>>>
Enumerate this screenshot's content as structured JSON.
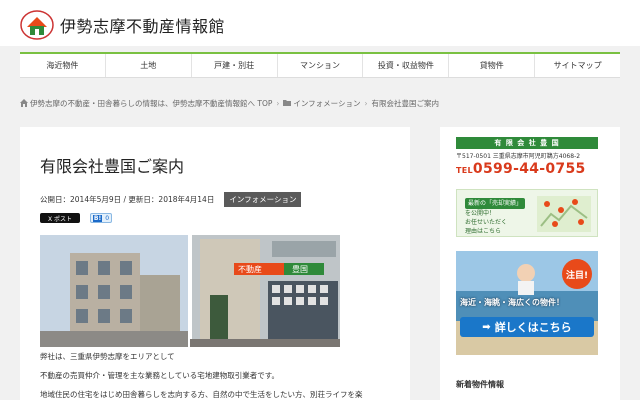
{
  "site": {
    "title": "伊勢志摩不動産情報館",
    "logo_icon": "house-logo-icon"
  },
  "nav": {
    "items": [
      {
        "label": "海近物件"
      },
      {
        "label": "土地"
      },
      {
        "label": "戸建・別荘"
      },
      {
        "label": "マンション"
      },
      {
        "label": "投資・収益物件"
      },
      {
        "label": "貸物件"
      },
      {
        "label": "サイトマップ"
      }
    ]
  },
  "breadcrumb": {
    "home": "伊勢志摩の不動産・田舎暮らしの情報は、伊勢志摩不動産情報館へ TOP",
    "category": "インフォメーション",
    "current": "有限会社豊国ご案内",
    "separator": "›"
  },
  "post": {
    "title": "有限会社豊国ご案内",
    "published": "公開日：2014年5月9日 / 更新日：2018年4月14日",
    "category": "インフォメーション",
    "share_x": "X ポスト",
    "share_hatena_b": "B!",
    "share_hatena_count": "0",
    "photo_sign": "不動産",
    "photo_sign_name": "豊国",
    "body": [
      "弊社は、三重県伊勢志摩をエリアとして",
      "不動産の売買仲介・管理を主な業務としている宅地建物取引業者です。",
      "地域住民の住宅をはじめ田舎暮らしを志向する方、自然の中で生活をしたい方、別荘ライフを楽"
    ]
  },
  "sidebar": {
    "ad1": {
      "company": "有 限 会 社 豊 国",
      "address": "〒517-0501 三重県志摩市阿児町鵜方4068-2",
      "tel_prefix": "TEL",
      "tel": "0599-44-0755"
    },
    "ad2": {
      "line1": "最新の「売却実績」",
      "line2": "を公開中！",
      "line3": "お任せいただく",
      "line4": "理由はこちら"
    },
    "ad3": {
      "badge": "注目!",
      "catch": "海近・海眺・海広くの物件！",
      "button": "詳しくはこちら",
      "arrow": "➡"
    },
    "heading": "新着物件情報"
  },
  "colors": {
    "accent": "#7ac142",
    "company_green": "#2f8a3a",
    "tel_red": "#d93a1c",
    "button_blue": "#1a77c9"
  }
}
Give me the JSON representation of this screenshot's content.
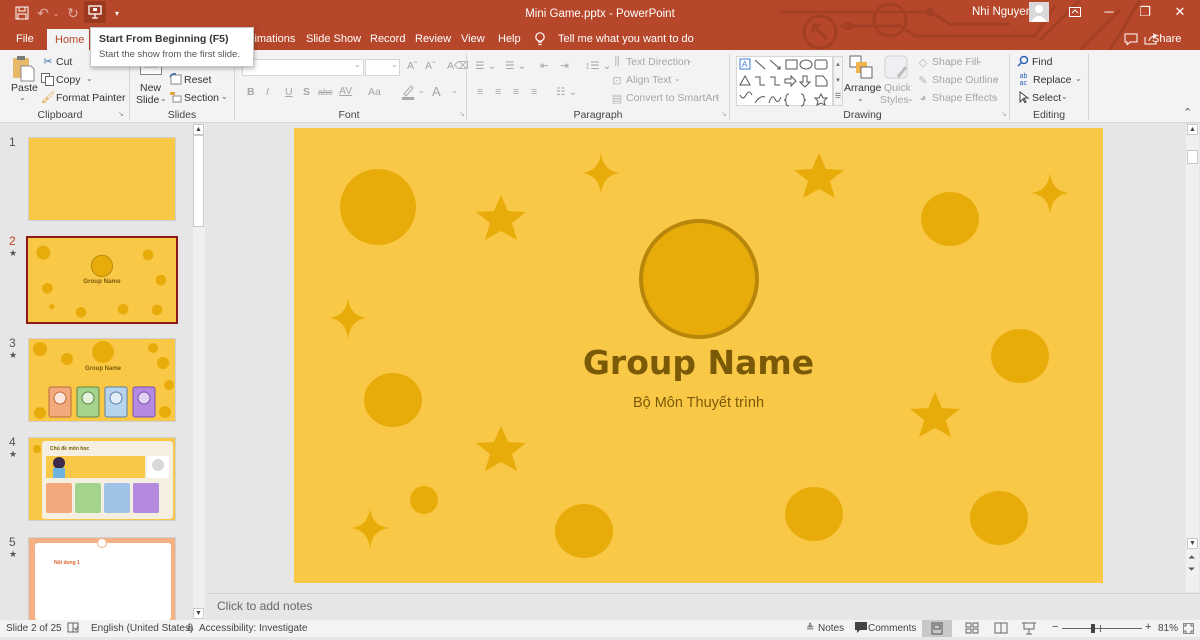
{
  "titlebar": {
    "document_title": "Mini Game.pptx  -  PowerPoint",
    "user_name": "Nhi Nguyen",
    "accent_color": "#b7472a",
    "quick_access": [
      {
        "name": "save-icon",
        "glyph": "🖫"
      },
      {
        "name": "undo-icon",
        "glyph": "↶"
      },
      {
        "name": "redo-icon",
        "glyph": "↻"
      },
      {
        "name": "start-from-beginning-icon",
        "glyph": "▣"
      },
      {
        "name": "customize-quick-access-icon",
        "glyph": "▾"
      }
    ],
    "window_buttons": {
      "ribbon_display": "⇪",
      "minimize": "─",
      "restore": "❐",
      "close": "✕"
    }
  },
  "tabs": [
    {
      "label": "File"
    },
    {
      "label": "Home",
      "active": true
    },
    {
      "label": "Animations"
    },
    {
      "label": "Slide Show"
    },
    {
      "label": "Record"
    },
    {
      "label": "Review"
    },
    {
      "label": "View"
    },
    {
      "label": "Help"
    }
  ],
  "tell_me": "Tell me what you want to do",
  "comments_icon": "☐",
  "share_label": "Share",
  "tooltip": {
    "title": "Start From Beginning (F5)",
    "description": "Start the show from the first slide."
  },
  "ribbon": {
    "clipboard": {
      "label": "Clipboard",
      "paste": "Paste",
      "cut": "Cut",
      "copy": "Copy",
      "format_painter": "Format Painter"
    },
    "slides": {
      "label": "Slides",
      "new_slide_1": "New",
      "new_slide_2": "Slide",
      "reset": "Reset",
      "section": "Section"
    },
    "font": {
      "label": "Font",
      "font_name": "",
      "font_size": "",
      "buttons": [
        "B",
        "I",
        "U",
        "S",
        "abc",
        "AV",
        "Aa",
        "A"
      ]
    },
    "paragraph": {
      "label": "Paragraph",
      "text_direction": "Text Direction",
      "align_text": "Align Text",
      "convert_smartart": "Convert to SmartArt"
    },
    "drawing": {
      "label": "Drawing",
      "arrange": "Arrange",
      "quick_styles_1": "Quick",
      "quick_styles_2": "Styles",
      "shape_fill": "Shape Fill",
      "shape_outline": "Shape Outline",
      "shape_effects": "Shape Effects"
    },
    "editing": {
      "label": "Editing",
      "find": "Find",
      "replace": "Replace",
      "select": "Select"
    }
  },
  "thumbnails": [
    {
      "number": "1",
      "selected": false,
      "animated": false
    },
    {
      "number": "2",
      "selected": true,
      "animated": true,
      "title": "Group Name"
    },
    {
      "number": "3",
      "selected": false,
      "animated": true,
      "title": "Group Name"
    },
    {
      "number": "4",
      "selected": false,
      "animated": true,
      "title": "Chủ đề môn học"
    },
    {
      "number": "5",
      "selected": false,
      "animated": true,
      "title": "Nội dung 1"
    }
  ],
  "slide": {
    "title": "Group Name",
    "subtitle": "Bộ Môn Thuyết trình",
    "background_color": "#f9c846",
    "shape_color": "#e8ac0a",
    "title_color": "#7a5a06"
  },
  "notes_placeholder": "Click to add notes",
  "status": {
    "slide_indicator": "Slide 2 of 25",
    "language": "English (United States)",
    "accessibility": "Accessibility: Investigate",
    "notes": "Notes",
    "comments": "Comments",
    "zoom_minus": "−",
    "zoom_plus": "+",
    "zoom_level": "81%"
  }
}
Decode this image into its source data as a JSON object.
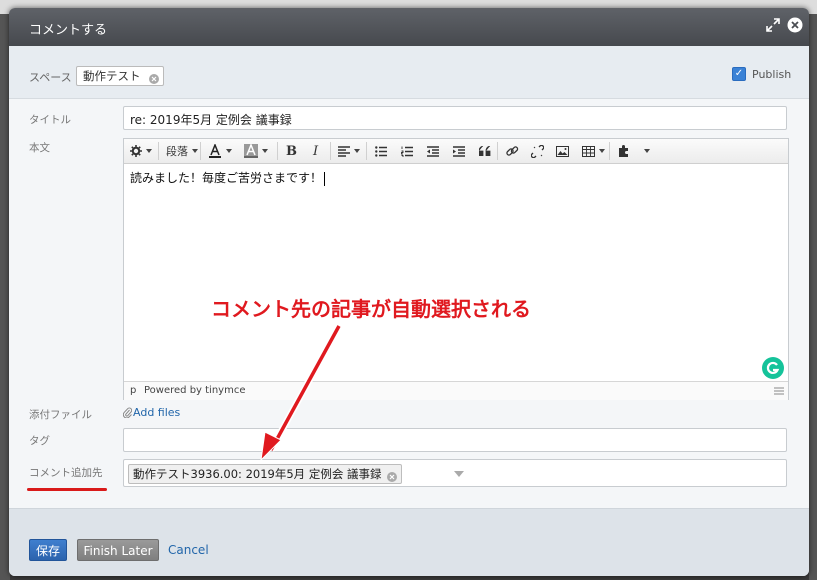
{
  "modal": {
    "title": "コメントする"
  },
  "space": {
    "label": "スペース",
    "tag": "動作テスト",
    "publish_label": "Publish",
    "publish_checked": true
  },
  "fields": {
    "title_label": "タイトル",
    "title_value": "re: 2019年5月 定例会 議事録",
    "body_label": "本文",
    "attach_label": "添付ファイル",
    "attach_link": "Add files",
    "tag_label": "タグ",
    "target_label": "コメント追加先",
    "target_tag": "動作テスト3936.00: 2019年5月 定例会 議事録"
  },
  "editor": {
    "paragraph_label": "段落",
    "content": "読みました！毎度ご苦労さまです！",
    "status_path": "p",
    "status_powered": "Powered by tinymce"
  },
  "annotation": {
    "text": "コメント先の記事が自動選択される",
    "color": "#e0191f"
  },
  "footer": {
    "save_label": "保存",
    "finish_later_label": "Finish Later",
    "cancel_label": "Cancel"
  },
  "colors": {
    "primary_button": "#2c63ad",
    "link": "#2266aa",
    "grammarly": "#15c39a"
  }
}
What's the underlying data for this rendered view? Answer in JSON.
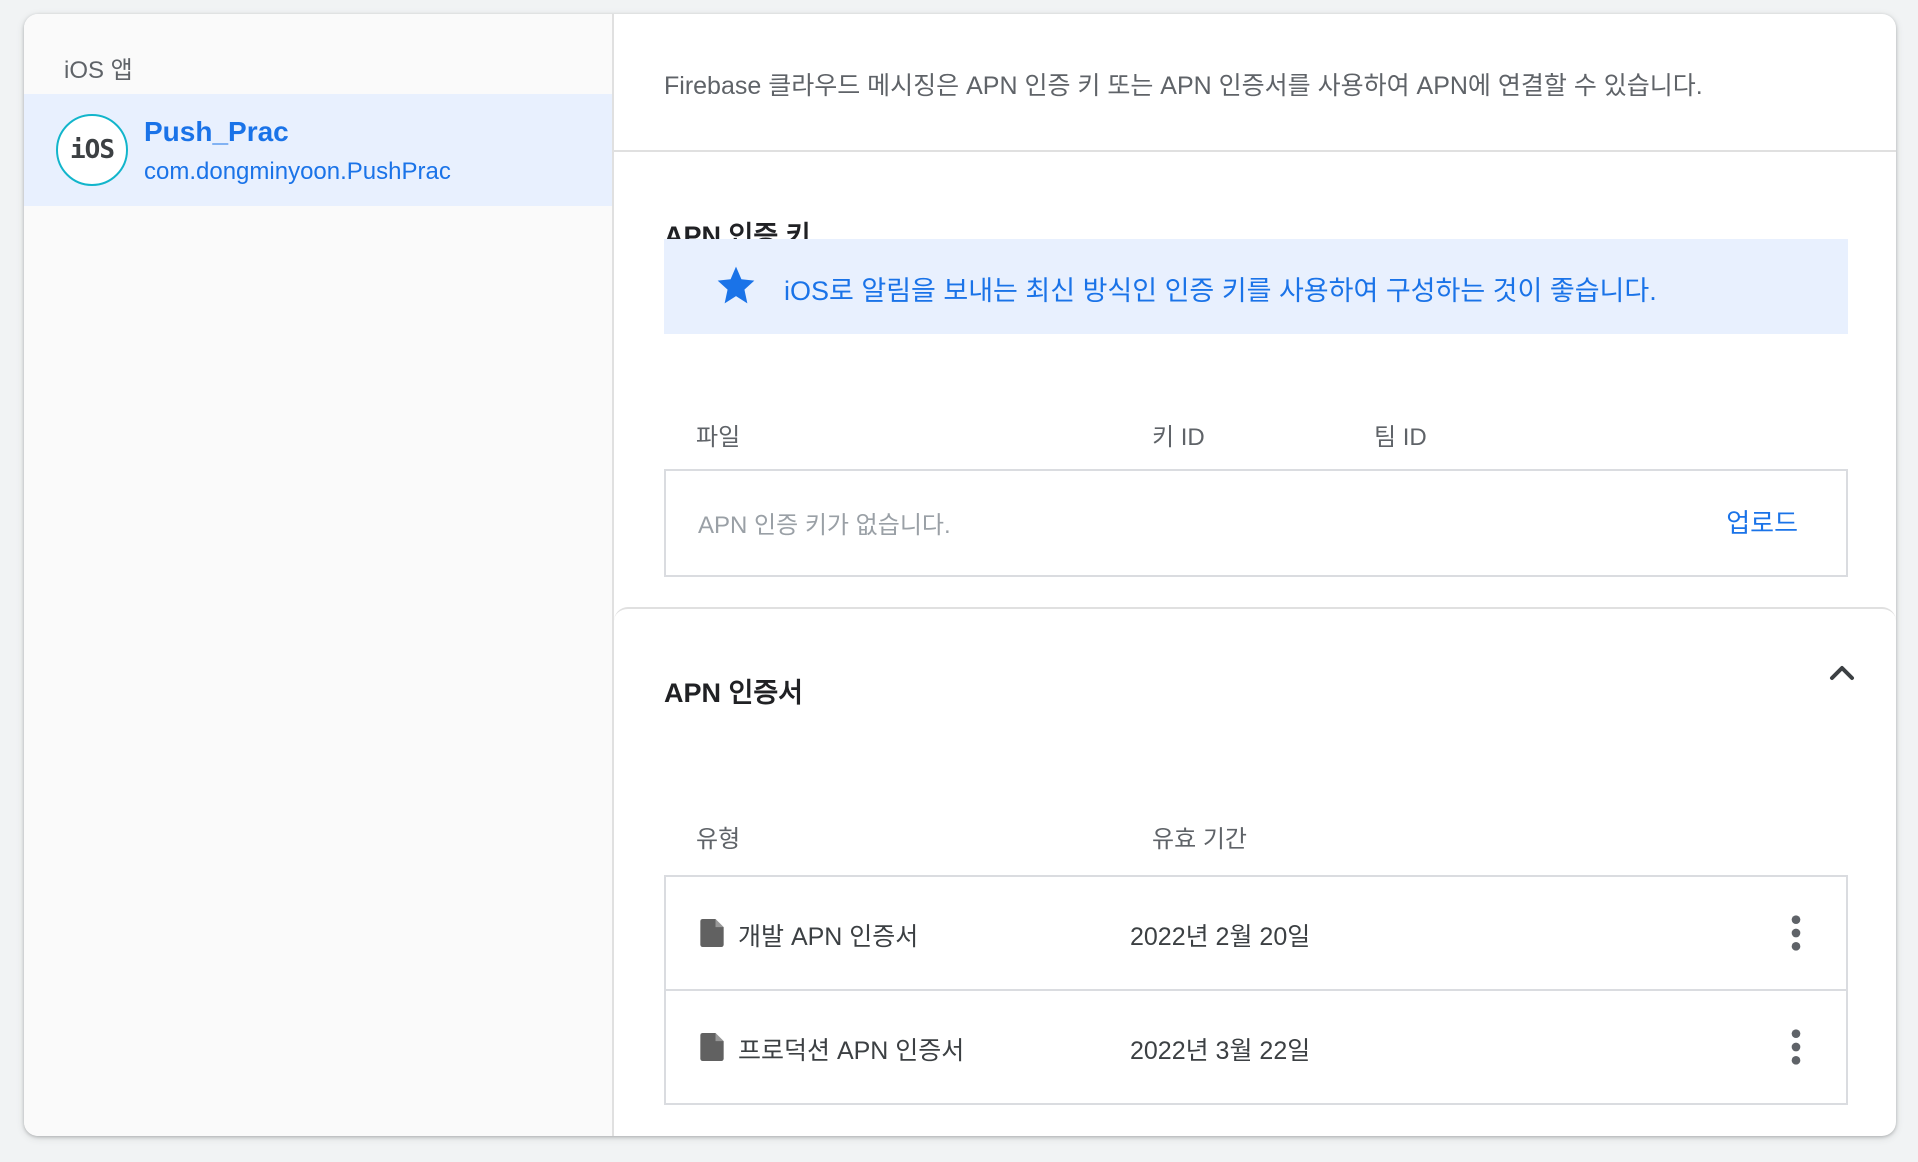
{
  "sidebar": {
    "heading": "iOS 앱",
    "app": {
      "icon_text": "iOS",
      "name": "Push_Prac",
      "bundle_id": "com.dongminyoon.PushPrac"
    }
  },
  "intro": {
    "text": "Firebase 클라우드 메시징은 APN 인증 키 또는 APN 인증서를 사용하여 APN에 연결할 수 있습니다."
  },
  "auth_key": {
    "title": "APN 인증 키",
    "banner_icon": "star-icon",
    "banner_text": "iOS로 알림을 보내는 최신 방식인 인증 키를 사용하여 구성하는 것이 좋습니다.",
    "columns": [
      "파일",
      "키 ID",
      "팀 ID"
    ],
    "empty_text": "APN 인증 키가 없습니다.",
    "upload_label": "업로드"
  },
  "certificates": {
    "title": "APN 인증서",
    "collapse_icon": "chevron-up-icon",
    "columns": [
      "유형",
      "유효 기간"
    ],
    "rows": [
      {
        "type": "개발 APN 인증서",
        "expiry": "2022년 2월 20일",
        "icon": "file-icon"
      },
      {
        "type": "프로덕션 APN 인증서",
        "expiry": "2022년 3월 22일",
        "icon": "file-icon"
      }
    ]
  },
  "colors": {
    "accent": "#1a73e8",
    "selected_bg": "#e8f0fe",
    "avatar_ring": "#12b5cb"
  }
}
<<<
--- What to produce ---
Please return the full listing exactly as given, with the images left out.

--- Exercise solution ---
Enumerate this screenshot's content as structured JSON.
{
  "site": {
    "title": "伊勢志摩不動産情報館",
    "logo_icon": "house-logo-icon"
  },
  "nav": {
    "items": [
      {
        "label": "海近物件"
      },
      {
        "label": "土地"
      },
      {
        "label": "戸建・別荘"
      },
      {
        "label": "マンション"
      },
      {
        "label": "投資・収益物件"
      },
      {
        "label": "貸物件"
      },
      {
        "label": "サイトマップ"
      }
    ]
  },
  "breadcrumb": {
    "home": "伊勢志摩の不動産・田舎暮らしの情報は、伊勢志摩不動産情報館へ TOP",
    "category": "インフォメーション",
    "current": "有限会社豊国ご案内",
    "separator": "›"
  },
  "post": {
    "title": "有限会社豊国ご案内",
    "published": "公開日：2014年5月9日 / 更新日：2018年4月14日",
    "category": "インフォメーション",
    "share_x": "X ポスト",
    "share_hatena_b": "B!",
    "share_hatena_count": "0",
    "photo_sign": "不動産",
    "photo_sign_name": "豊国",
    "body": [
      "弊社は、三重県伊勢志摩をエリアとして",
      "不動産の売買仲介・管理を主な業務としている宅地建物取引業者です。",
      "地域住民の住宅をはじめ田舎暮らしを志向する方、自然の中で生活をしたい方、別荘ライフを楽"
    ]
  },
  "sidebar": {
    "ad1": {
      "company": "有 限 会 社 豊 国",
      "address": "〒517-0501 三重県志摩市阿児町鵜方4068-2",
      "tel_prefix": "TEL",
      "tel": "0599-44-0755"
    },
    "ad2": {
      "line1": "最新の「売却実績」",
      "line2": "を公開中！",
      "line3": "お任せいただく",
      "line4": "理由はこちら"
    },
    "ad3": {
      "badge": "注目!",
      "catch": "海近・海眺・海広くの物件！",
      "button": "詳しくはこちら",
      "arrow": "➡"
    },
    "heading": "新着物件情報"
  },
  "colors": {
    "accent": "#7ac142",
    "company_green": "#2f8a3a",
    "tel_red": "#d93a1c",
    "button_blue": "#1a77c9"
  }
}
Give me the JSON representation of this screenshot's content.
{
  "titlebar": {
    "document_title": "Mini Game.pptx  -  PowerPoint",
    "user_name": "Nhi Nguyen",
    "accent_color": "#b7472a",
    "quick_access": [
      {
        "name": "save-icon",
        "glyph": "🖫"
      },
      {
        "name": "undo-icon",
        "glyph": "↶"
      },
      {
        "name": "redo-icon",
        "glyph": "↻"
      },
      {
        "name": "start-from-beginning-icon",
        "glyph": "▣"
      },
      {
        "name": "customize-quick-access-icon",
        "glyph": "▾"
      }
    ],
    "window_buttons": {
      "ribbon_display": "⇪",
      "minimize": "─",
      "restore": "❐",
      "close": "✕"
    }
  },
  "tabs": [
    {
      "label": "File"
    },
    {
      "label": "Home",
      "active": true
    },
    {
      "label": "Animations"
    },
    {
      "label": "Slide Show"
    },
    {
      "label": "Record"
    },
    {
      "label": "Review"
    },
    {
      "label": "View"
    },
    {
      "label": "Help"
    }
  ],
  "tell_me": "Tell me what you want to do",
  "comments_icon": "☐",
  "share_label": "Share",
  "tooltip": {
    "title": "Start From Beginning (F5)",
    "description": "Start the show from the first slide."
  },
  "ribbon": {
    "clipboard": {
      "label": "Clipboard",
      "paste": "Paste",
      "cut": "Cut",
      "copy": "Copy",
      "format_painter": "Format Painter"
    },
    "slides": {
      "label": "Slides",
      "new_slide_1": "New",
      "new_slide_2": "Slide",
      "reset": "Reset",
      "section": "Section"
    },
    "font": {
      "label": "Font",
      "font_name": "",
      "font_size": "",
      "buttons": [
        "B",
        "I",
        "U",
        "S",
        "abc",
        "AV",
        "Aa",
        "A"
      ]
    },
    "paragraph": {
      "label": "Paragraph",
      "text_direction": "Text Direction",
      "align_text": "Align Text",
      "convert_smartart": "Convert to SmartArt"
    },
    "drawing": {
      "label": "Drawing",
      "arrange": "Arrange",
      "quick_styles_1": "Quick",
      "quick_styles_2": "Styles",
      "shape_fill": "Shape Fill",
      "shape_outline": "Shape Outline",
      "shape_effects": "Shape Effects"
    },
    "editing": {
      "label": "Editing",
      "find": "Find",
      "replace": "Replace",
      "select": "Select"
    }
  },
  "thumbnails": [
    {
      "number": "1",
      "selected": false,
      "animated": false
    },
    {
      "number": "2",
      "selected": true,
      "animated": true,
      "title": "Group Name"
    },
    {
      "number": "3",
      "selected": false,
      "animated": true,
      "title": "Group Name"
    },
    {
      "number": "4",
      "selected": false,
      "animated": true,
      "title": "Chủ đề môn học"
    },
    {
      "number": "5",
      "selected": false,
      "animated": true,
      "title": "Nội dung 1"
    }
  ],
  "slide": {
    "title": "Group Name",
    "subtitle": "Bộ Môn Thuyết trình",
    "background_color": "#f9c846",
    "shape_color": "#e8ac0a",
    "title_color": "#7a5a06"
  },
  "notes_placeholder": "Click to add notes",
  "status": {
    "slide_indicator": "Slide 2 of 25",
    "language": "English (United States)",
    "accessibility": "Accessibility: Investigate",
    "notes": "Notes",
    "comments": "Comments",
    "zoom_minus": "−",
    "zoom_plus": "+",
    "zoom_level": "81%"
  }
}
Decode this image into its source data as a JSON object.
{
  "modal": {
    "title": "コメントする"
  },
  "space": {
    "label": "スペース",
    "tag": "動作テスト",
    "publish_label": "Publish",
    "publish_checked": true
  },
  "fields": {
    "title_label": "タイトル",
    "title_value": "re: 2019年5月 定例会 議事録",
    "body_label": "本文",
    "attach_label": "添付ファイル",
    "attach_link": "Add files",
    "tag_label": "タグ",
    "target_label": "コメント追加先",
    "target_tag": "動作テスト3936.00: 2019年5月 定例会 議事録"
  },
  "editor": {
    "paragraph_label": "段落",
    "content": "読みました！毎度ご苦労さまです！",
    "status_path": "p",
    "status_powered": "Powered by tinymce"
  },
  "annotation": {
    "text": "コメント先の記事が自動選択される",
    "color": "#e0191f"
  },
  "footer": {
    "save_label": "保存",
    "finish_later_label": "Finish Later",
    "cancel_label": "Cancel"
  },
  "colors": {
    "primary_button": "#2c63ad",
    "link": "#2266aa",
    "grammarly": "#15c39a"
  }
}
What's the underlying data for this rendered view? Answer in JSON.
{
  "sidebar": {
    "heading": "iOS 앱",
    "app": {
      "icon_text": "iOS",
      "name": "Push_Prac",
      "bundle_id": "com.dongminyoon.PushPrac"
    }
  },
  "intro": {
    "text": "Firebase 클라우드 메시징은 APN 인증 키 또는 APN 인증서를 사용하여 APN에 연결할 수 있습니다."
  },
  "auth_key": {
    "title": "APN 인증 키",
    "banner_icon": "star-icon",
    "banner_text": "iOS로 알림을 보내는 최신 방식인 인증 키를 사용하여 구성하는 것이 좋습니다.",
    "columns": [
      "파일",
      "키 ID",
      "팀 ID"
    ],
    "empty_text": "APN 인증 키가 없습니다.",
    "upload_label": "업로드"
  },
  "certificates": {
    "title": "APN 인증서",
    "collapse_icon": "chevron-up-icon",
    "columns": [
      "유형",
      "유효 기간"
    ],
    "rows": [
      {
        "type": "개발 APN 인증서",
        "expiry": "2022년 2월 20일",
        "icon": "file-icon"
      },
      {
        "type": "프로덕션 APN 인증서",
        "expiry": "2022년 3월 22일",
        "icon": "file-icon"
      }
    ]
  },
  "colors": {
    "accent": "#1a73e8",
    "selected_bg": "#e8f0fe",
    "avatar_ring": "#12b5cb"
  }
}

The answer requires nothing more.